Stored items from a collection
--

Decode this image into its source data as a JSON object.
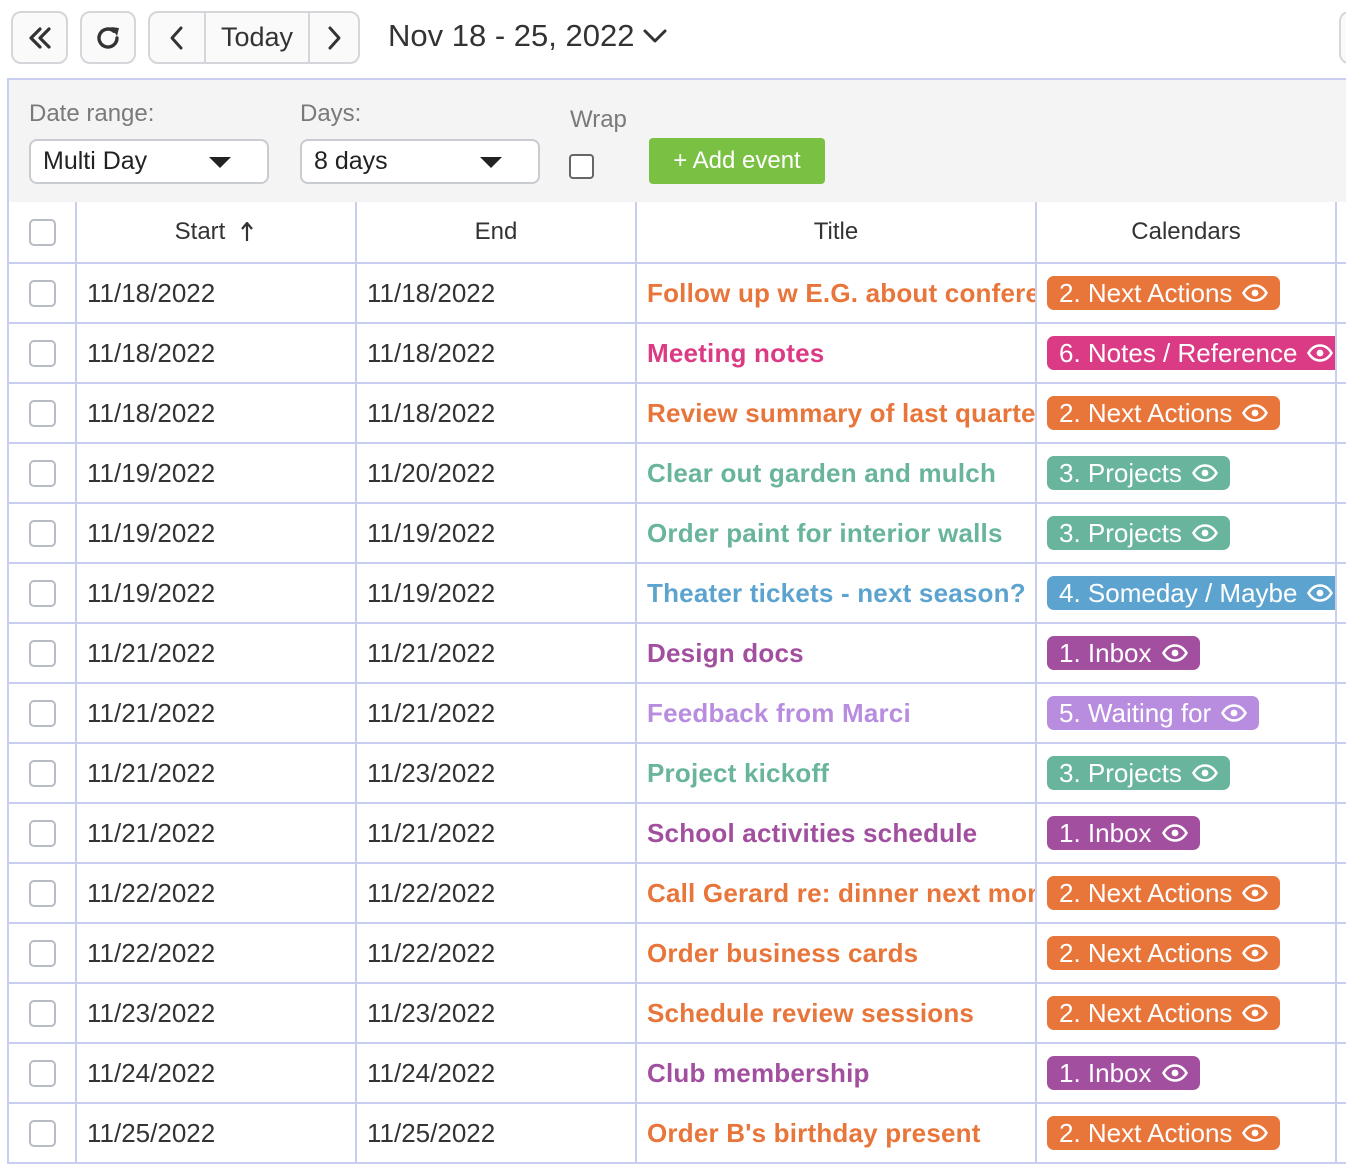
{
  "toolbar": {
    "today_label": "Today",
    "date_range_label": "Nov 18 - 25, 2022"
  },
  "filters": {
    "date_range_label": "Date range:",
    "date_range_value": "Multi Day",
    "days_label": "Days:",
    "days_value": "8 days",
    "wrap_label": "Wrap",
    "add_event_label": "+ Add event"
  },
  "table": {
    "columns": {
      "start": "Start",
      "end": "End",
      "title": "Title",
      "calendars": "Calendars"
    },
    "rows": [
      {
        "start": "11/18/2022",
        "end": "11/18/2022",
        "title": "Follow up w E.G. about conference",
        "calendar": "2. Next Actions",
        "color": "#e8753a"
      },
      {
        "start": "11/18/2022",
        "end": "11/18/2022",
        "title": "Meeting notes",
        "calendar": "6. Notes / Reference",
        "color": "#db3a84"
      },
      {
        "start": "11/18/2022",
        "end": "11/18/2022",
        "title": "Review summary of last quarter",
        "calendar": "2. Next Actions",
        "color": "#e8753a"
      },
      {
        "start": "11/19/2022",
        "end": "11/20/2022",
        "title": "Clear out garden and mulch",
        "calendar": "3. Projects",
        "color": "#68b49c"
      },
      {
        "start": "11/19/2022",
        "end": "11/19/2022",
        "title": "Order paint for interior walls",
        "calendar": "3. Projects",
        "color": "#68b49c"
      },
      {
        "start": "11/19/2022",
        "end": "11/19/2022",
        "title": "Theater tickets - next season?",
        "calendar": "4. Someday / Maybe",
        "color": "#5ca4cf"
      },
      {
        "start": "11/21/2022",
        "end": "11/21/2022",
        "title": "Design docs",
        "calendar": "1. Inbox",
        "color": "#a24f9f"
      },
      {
        "start": "11/21/2022",
        "end": "11/21/2022",
        "title": "Feedback from Marci",
        "calendar": "5. Waiting for",
        "color": "#b88ddf"
      },
      {
        "start": "11/21/2022",
        "end": "11/23/2022",
        "title": "Project kickoff",
        "calendar": "3. Projects",
        "color": "#68b49c"
      },
      {
        "start": "11/21/2022",
        "end": "11/21/2022",
        "title": "School activities schedule",
        "calendar": "1. Inbox",
        "color": "#a24f9f"
      },
      {
        "start": "11/22/2022",
        "end": "11/22/2022",
        "title": "Call Gerard re: dinner next month",
        "calendar": "2. Next Actions",
        "color": "#e8753a"
      },
      {
        "start": "11/22/2022",
        "end": "11/22/2022",
        "title": "Order business cards",
        "calendar": "2. Next Actions",
        "color": "#e8753a"
      },
      {
        "start": "11/23/2022",
        "end": "11/23/2022",
        "title": "Schedule review sessions",
        "calendar": "2. Next Actions",
        "color": "#e8753a"
      },
      {
        "start": "11/24/2022",
        "end": "11/24/2022",
        "title": "Club membership",
        "calendar": "1. Inbox",
        "color": "#a24f9f"
      },
      {
        "start": "11/25/2022",
        "end": "11/25/2022",
        "title": "Order B's birthday present",
        "calendar": "2. Next Actions",
        "color": "#e8753a"
      }
    ]
  }
}
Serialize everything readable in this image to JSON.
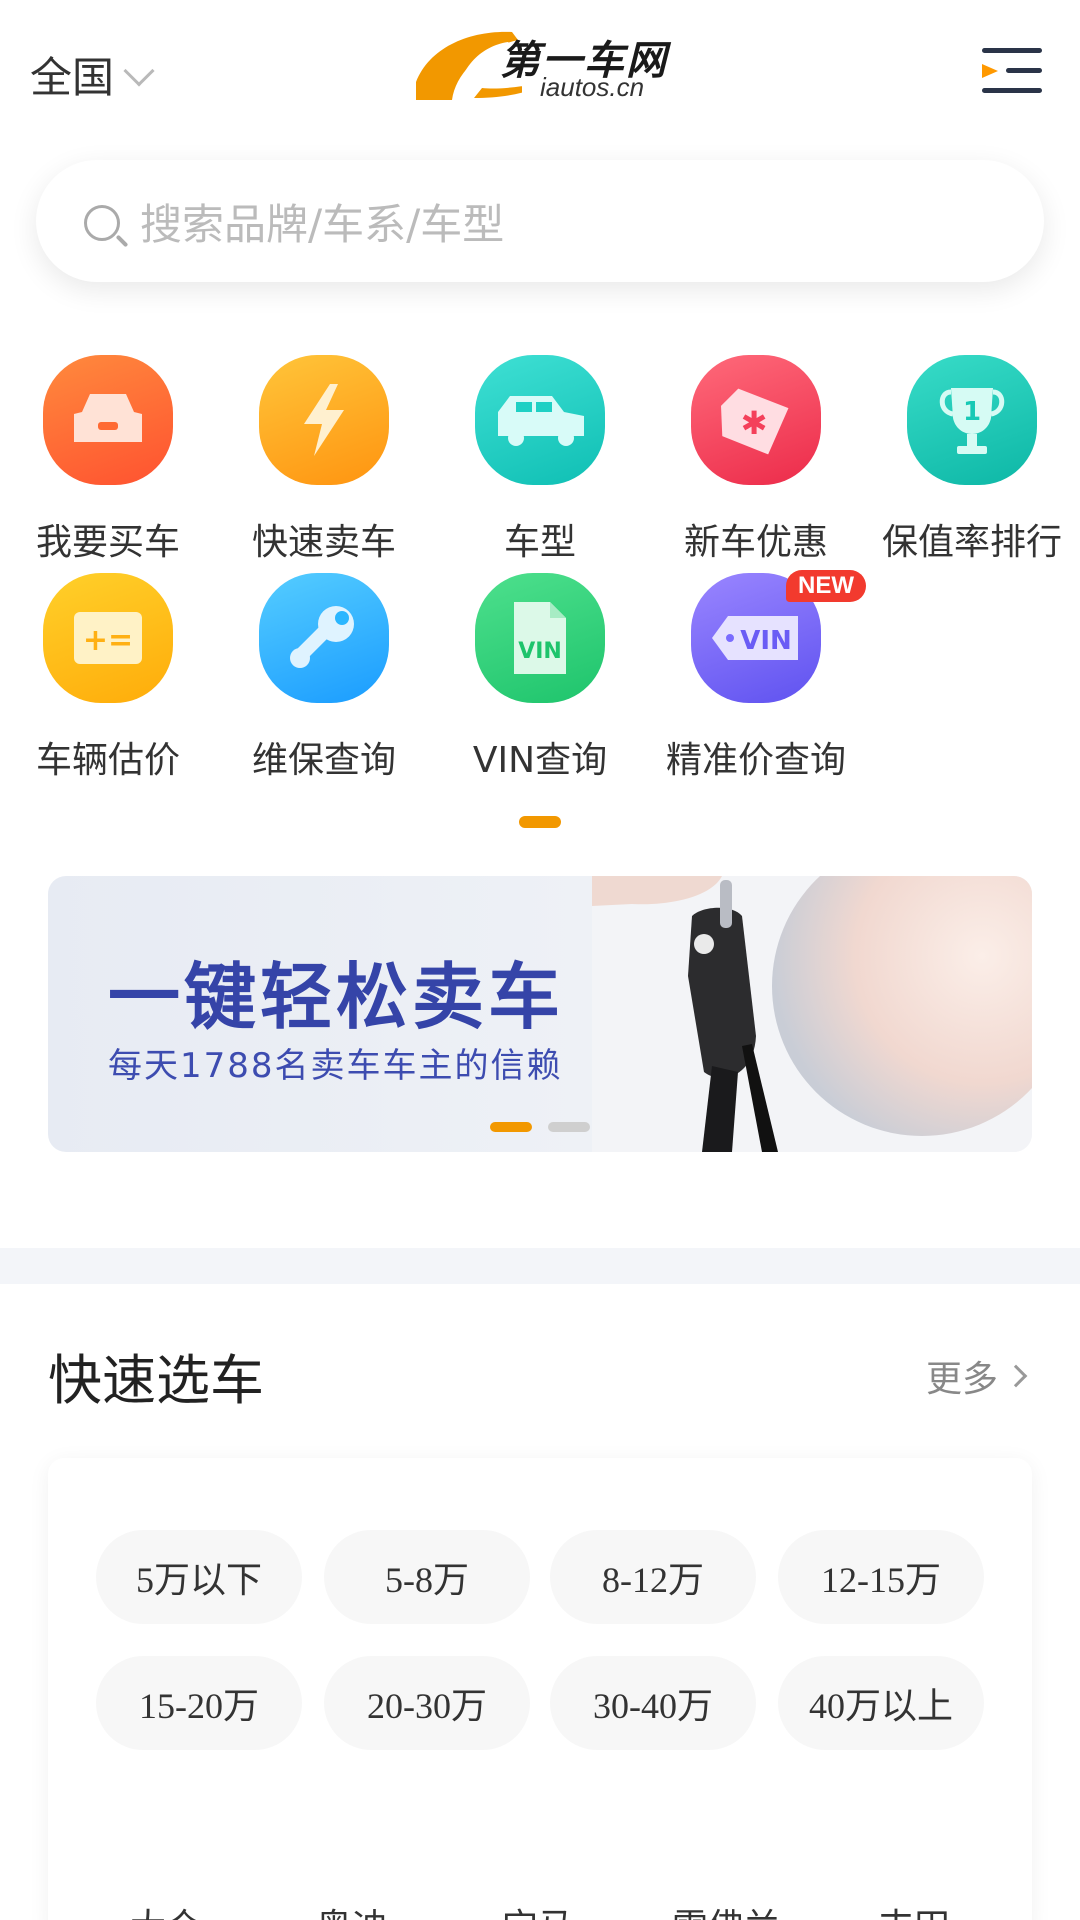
{
  "header": {
    "region_label": "全国",
    "logo_cn": "第一车网",
    "logo_en": "iautos.cn"
  },
  "search": {
    "placeholder": "搜索品牌/车系/车型"
  },
  "quick_entries": [
    {
      "label": "我要买车",
      "icon": "car-front-icon",
      "color": "#ff6a33"
    },
    {
      "label": "快速卖车",
      "icon": "lightning-icon",
      "color": "#ffa214"
    },
    {
      "label": "车型",
      "icon": "suv-icon",
      "color": "#1fd0c4"
    },
    {
      "label": "新车优惠",
      "icon": "discount-tag-icon",
      "color": "#f4405a"
    },
    {
      "label": "保值率排行",
      "icon": "trophy-icon",
      "color": "#17c9b5"
    },
    {
      "label": "车辆估价",
      "icon": "calculator-icon",
      "color": "#ffbf17"
    },
    {
      "label": "维保查询",
      "icon": "wrench-icon",
      "color": "#2ab6ff"
    },
    {
      "label": "VIN查询",
      "icon": "vin-document-icon",
      "color": "#2ed07f"
    },
    {
      "label": "精准价查询",
      "icon": "vin-tag-icon",
      "color": "#7a6cff"
    }
  ],
  "new_badge": "NEW",
  "banner": {
    "title": "一键轻松卖车",
    "subtitle": "每天1788名卖车车主的信赖"
  },
  "quick_select": {
    "title": "快速选车",
    "more_label": "更多",
    "price_ranges": [
      "5万以下",
      "5-8万",
      "8-12万",
      "12-15万",
      "15-20万",
      "20-30万",
      "30-40万",
      "40万以上"
    ],
    "brands": [
      "大众",
      "奥迪",
      "宝马",
      "雪佛兰",
      "丰田"
    ]
  },
  "colors": {
    "accent": "#f29800",
    "banner_text": "#3544a8"
  }
}
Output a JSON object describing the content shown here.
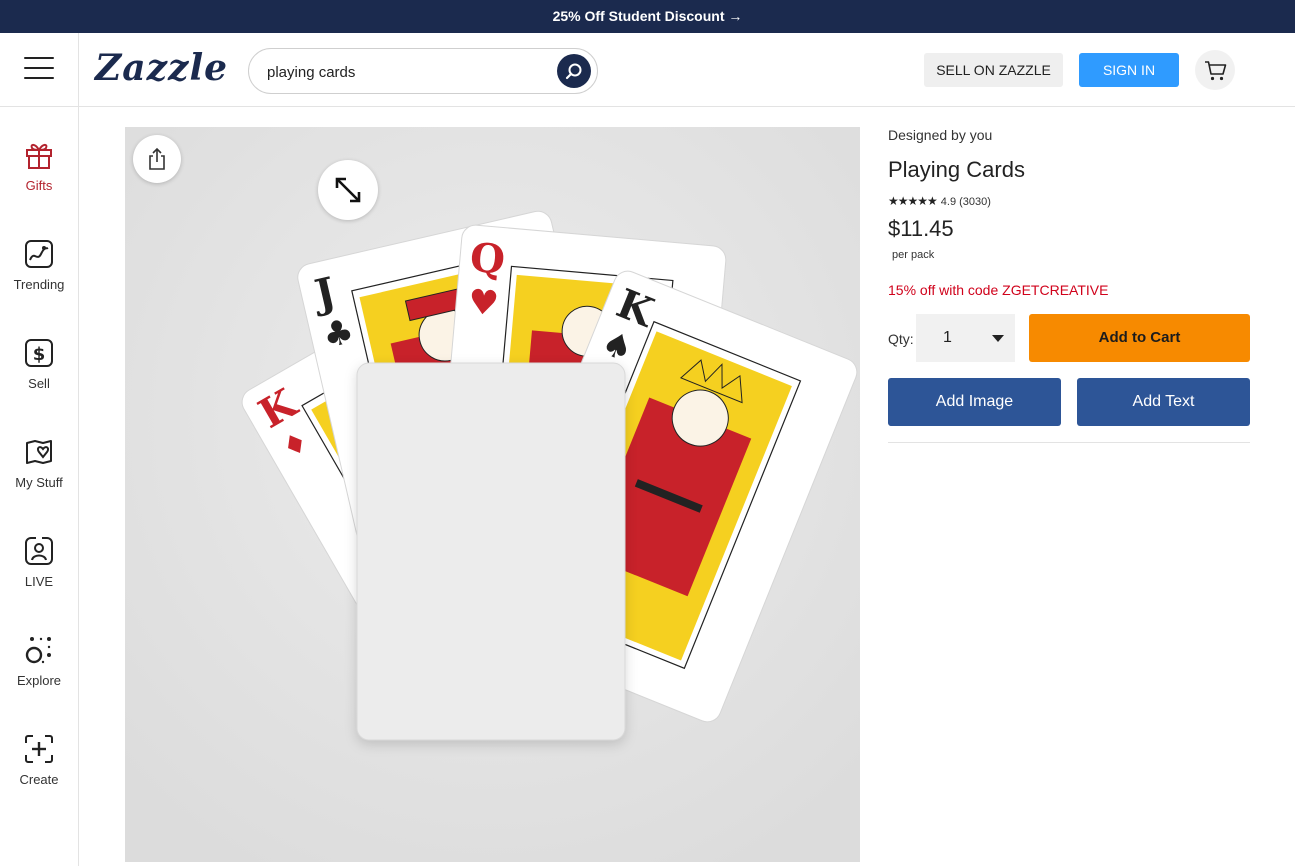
{
  "promo_banner": "25% Off Student Discount →",
  "header": {
    "logo": "Zazzle",
    "search_value": "playing cards",
    "sell_label": "SELL ON ZAZZLE",
    "signin_label": "SIGN IN"
  },
  "sidebar": {
    "items": [
      {
        "label": "Gifts",
        "icon": "gift-icon"
      },
      {
        "label": "Trending",
        "icon": "trending-icon"
      },
      {
        "label": "Sell",
        "icon": "dollar-icon"
      },
      {
        "label": "My Stuff",
        "icon": "my-stuff-icon"
      },
      {
        "label": "LIVE",
        "icon": "live-icon"
      },
      {
        "label": "Explore",
        "icon": "explore-icon"
      },
      {
        "label": "Create",
        "icon": "create-icon"
      }
    ]
  },
  "product": {
    "designed_by": "Designed by you",
    "title": "Playing Cards",
    "stars": "★★★★★",
    "rating": "4.9 (3030)",
    "price": "$11.45",
    "per_unit": "per pack",
    "promo": "15% off with code ZGETCREATIVE",
    "qty_label": "Qty:",
    "qty_value": "1",
    "add_to_cart": "Add to Cart",
    "add_image": "Add Image",
    "add_text": "Add Text",
    "cards": [
      {
        "rank": "K",
        "suit": "♦"
      },
      {
        "rank": "J",
        "suit": "♣"
      },
      {
        "rank": "Q",
        "suit": "♥"
      },
      {
        "rank": "K",
        "suit": "♠"
      }
    ]
  },
  "colors": {
    "brand_navy": "#1b2a4e",
    "signin_blue": "#2f9bff",
    "add_to_cart_orange": "#f78a00",
    "action_blue": "#2d5597",
    "promo_red": "#d0021b",
    "gifts_red": "#b3232e"
  }
}
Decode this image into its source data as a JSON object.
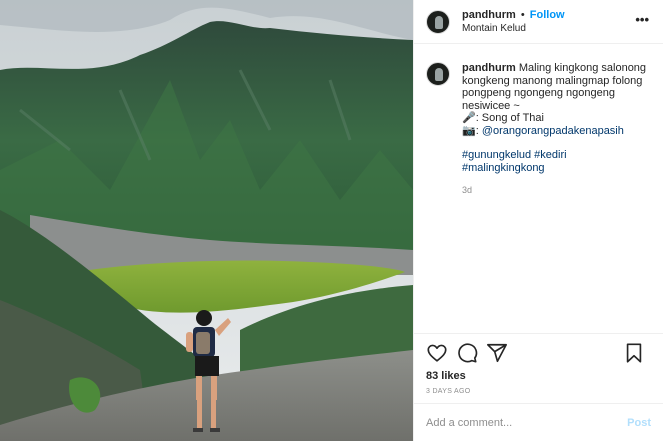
{
  "header": {
    "username": "pandhurm",
    "separator": "•",
    "follow_label": "Follow",
    "location": "Montain Kelud",
    "more_icon": "more-horizontal-icon"
  },
  "caption": {
    "username": "pandhurm",
    "text": "Maling kingkong salonong kongkeng manong malingmap folong pongpeng ngongeng ngongeng nesiwicee ~",
    "music_line": "🎤: Song of Thai",
    "photo_prefix": "📷: ",
    "photo_mention": "@orangorangpadakenapasih",
    "hashtags_line1": "#gunungkelud #kediri",
    "hashtags_line2": "#malingkingkong",
    "age": "3d"
  },
  "actions": {
    "icons": [
      "heart-icon",
      "comment-icon",
      "share-icon",
      "bookmark-icon"
    ],
    "likes": "83 likes",
    "timestamp": "3 DAYS AGO"
  },
  "comment": {
    "placeholder": "Add a comment...",
    "post_label": "Post"
  },
  "colors": {
    "accent": "#0095f6",
    "link": "#00376b",
    "muted": "#8e8e8e",
    "post_disabled": "#b2dffc"
  }
}
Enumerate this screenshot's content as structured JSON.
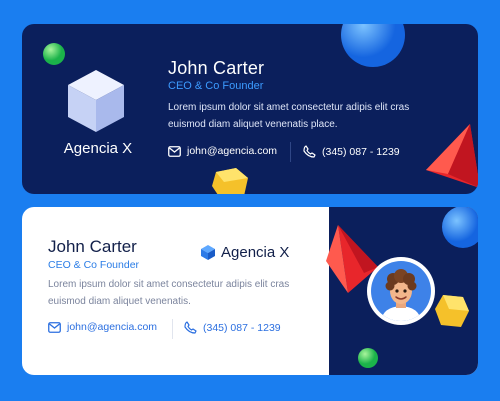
{
  "top_card": {
    "brand_name": "Agencia X",
    "person_name": "John Carter",
    "role": "CEO & Co Founder",
    "description": "Lorem ipsum dolor sit amet consectetur adipis elit cras euismod diam aliquet venenatis place.",
    "email": "john@agencia.com",
    "phone": "(345) 087 - 1239"
  },
  "bottom_card": {
    "person_name": "John Carter",
    "role": "CEO & Co Founder",
    "brand_name": "Agencia X",
    "description": "Lorem ipsum dolor sit amet consectetur adipis elit cras euismod diam aliquet venenatis.",
    "email": "john@agencia.com",
    "phone": "(345) 087 - 1239"
  },
  "colors": {
    "background": "#1a7ef0",
    "card_dark": "#0b1f5c",
    "accent_blue": "#3c9bff",
    "link_blue": "#2b6fe0"
  },
  "icons": [
    "cube-logo-icon",
    "mail-icon",
    "phone-icon",
    "avatar-image"
  ]
}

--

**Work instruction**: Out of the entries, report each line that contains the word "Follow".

**Task output**:
        "title": "Follow up w E.G. about conference",
    "follow_label": "Follow",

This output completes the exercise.